Traficant lost, and his former aide, Tim Ryan, won the election to replace him — yes, the Ryan who just challenged House Minority Leader Nancy Pelosi (D-Calif.) for the top Democratic leadership spot.)

Longest prison sentences for any politician

Members of Congress have nothing on the list of mayors, governors and state lawmakers that make up some of the longest prison sentences of any politician. I put together this list in May when the former speaker of New York's Assembly, Sheldon Silver (D), was sentenced to 12 years in prison on charges of money laundering, fraud and graft. Here are some other notable lengthy sentences:

28 years: Former Detroit mayor Kwame Kilpatrick (D) is serving a 28-year sentence after he was convicted in 2013 for a dizzying array of corruption-related crimes, including racketeering, extortion and bribery. Prosecutors said he robbed Detroit of millions when it was at its most desperate. In 2015 he tried — and failed — to get the conviction overturned. At the time of his sentencing, U.S. Attorney Barbara McQuade said it was “equal to the longest sentence” for corruption ever handed down for an elected official.

28 years: Mark Ciavarella (D) was one of two northeastern Pennsylvania county judges convicted of taking millions from a juvenile detention center to put children in their center, even for petty crimes like stealing a CD from Walmart. The scandal broke open in 2009 and was dubbed “Kids for Cash,” and there's a documentary about it.

Ciavarella originally agreed to a prison sentence of seven years, but according to Scranton, Pa.'s ABC affiliate, WNEP, he then did a TV interview where he denied all of it. “I would never do anything to hurt a child,” he said. The day afterward, a federal judge rejected Ciavarella's guilty plea, saying he didn't sound like he was admitting guilt at all. Ciavarella went to trial and ended up with 28 years in prison.

19 years: Rita Crundwell had been a small-town official in Dixon, Ill., for 29 years when in 2012, prosecutors accused her of what they said was the largest municipal fraud in American history. They said she stole some $53.7 million from the city to support her championship horse-breeding habit. She got 19½ years in prison for the scheme, and as of 2015, according to the Los Angeles Times, federal officials are still auctioning off the horse-breeding empire — including very valuable frozen horse semen — that she built up with taxpayer money.

17 years: The other Pennsylvania county judge in the Kids for Cash case, Michael Conahan (D), got 17½ years.

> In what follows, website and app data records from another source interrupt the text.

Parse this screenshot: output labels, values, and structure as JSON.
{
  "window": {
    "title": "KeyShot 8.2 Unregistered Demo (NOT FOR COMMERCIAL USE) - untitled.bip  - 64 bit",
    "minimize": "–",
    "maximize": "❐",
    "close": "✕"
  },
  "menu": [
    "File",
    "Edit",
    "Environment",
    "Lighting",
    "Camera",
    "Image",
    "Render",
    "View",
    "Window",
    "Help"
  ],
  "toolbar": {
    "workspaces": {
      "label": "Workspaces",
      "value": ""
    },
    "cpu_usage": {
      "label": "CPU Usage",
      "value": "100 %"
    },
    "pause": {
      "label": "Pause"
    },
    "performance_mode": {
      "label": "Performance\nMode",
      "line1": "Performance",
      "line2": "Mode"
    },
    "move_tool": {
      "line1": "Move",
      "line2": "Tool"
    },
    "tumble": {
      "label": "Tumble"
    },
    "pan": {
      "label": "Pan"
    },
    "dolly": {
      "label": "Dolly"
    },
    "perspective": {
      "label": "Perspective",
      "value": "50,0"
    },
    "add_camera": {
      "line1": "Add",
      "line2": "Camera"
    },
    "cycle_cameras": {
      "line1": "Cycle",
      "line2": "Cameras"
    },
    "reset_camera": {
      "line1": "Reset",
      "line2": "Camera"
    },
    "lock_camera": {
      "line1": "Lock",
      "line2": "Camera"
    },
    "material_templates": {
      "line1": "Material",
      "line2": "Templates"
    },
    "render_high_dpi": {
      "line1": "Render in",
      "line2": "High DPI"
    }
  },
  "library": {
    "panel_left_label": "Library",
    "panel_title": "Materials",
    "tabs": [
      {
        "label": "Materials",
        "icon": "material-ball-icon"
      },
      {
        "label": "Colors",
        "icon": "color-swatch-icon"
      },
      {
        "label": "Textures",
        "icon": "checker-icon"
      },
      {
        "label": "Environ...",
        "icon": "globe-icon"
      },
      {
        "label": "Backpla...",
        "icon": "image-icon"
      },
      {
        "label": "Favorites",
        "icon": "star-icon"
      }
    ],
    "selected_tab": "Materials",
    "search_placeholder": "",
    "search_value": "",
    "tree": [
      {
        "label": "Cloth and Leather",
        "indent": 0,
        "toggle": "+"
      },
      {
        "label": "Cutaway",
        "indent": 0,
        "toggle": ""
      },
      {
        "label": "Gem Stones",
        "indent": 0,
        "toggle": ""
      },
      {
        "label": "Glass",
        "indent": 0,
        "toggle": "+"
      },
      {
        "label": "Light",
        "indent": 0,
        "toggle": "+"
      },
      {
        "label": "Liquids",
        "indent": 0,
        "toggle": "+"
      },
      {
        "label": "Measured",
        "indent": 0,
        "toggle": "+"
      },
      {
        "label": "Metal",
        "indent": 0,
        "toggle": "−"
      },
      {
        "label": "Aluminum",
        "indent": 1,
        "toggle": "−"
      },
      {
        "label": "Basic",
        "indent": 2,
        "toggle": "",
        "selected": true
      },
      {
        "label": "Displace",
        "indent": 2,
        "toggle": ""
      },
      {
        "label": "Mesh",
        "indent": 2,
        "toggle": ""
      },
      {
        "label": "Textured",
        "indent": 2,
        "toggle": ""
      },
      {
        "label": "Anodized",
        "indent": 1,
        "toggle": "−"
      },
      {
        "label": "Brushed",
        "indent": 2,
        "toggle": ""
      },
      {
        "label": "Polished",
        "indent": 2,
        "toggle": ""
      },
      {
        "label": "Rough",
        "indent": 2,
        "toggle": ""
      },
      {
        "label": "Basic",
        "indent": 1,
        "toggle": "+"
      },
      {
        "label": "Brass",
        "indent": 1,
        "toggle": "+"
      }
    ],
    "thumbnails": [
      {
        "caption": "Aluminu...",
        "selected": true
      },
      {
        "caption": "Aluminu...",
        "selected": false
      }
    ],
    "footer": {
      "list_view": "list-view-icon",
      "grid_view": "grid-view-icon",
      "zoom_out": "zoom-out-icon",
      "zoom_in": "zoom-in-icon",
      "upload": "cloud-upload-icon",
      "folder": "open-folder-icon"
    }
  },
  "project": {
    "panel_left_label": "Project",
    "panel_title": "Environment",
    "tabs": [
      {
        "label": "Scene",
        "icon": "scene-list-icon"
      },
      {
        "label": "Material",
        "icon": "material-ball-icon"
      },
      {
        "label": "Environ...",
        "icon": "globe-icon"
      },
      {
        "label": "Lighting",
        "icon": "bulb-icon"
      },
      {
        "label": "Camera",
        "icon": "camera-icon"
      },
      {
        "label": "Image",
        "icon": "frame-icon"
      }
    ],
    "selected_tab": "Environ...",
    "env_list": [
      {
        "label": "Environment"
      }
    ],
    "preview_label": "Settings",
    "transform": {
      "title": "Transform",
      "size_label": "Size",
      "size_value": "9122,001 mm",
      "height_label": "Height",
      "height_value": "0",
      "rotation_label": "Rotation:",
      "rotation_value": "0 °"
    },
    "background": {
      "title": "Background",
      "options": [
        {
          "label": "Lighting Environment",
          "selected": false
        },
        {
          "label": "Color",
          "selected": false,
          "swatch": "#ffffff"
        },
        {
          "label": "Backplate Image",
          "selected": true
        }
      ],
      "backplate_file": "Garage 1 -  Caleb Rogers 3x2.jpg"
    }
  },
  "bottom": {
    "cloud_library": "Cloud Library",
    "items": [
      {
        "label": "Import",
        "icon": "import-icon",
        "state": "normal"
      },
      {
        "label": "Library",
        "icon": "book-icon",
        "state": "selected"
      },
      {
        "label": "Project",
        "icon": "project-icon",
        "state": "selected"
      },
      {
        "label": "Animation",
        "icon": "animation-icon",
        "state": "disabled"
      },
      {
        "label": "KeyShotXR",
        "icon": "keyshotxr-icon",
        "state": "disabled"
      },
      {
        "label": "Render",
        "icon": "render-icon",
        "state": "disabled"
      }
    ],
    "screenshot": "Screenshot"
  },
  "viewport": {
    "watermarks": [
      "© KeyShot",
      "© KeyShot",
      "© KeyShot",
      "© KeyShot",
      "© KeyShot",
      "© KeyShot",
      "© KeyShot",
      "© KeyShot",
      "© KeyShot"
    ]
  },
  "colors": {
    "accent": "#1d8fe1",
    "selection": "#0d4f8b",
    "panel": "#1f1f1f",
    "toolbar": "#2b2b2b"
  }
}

15 years: In 2009, former Birmingham mayor Larry Langford (D) had to answer for crimes past when a federal jury convicted him of 60 counts of fraud, money-laundering and bribery when he was head of the Jefferson County Commission. He was accused of accepting cash and high-end jewelry and clothes from an investment banker to steer public business the banker's way. In 2010, he was sentenced to 15 years in prison.

14 years: The former Democratic governor of Illinois, Rod Blagojevich, is one of the highest-ranking politicians on this list. In 2011, he was sentenced to 14 years on corruption-related charges including trying to sell President Obama's open Senate seat for cash or political favors.

14 years: William Boyland, a former New York Democratic assemblyman from a political Brooklyn family, was sentenced to 14 years in prison in 2015 for asking for bribes from undercover agents — days after being acquitted of separate bribery charges — and for filing fake expenses that cost taxpayers an extra $71,000.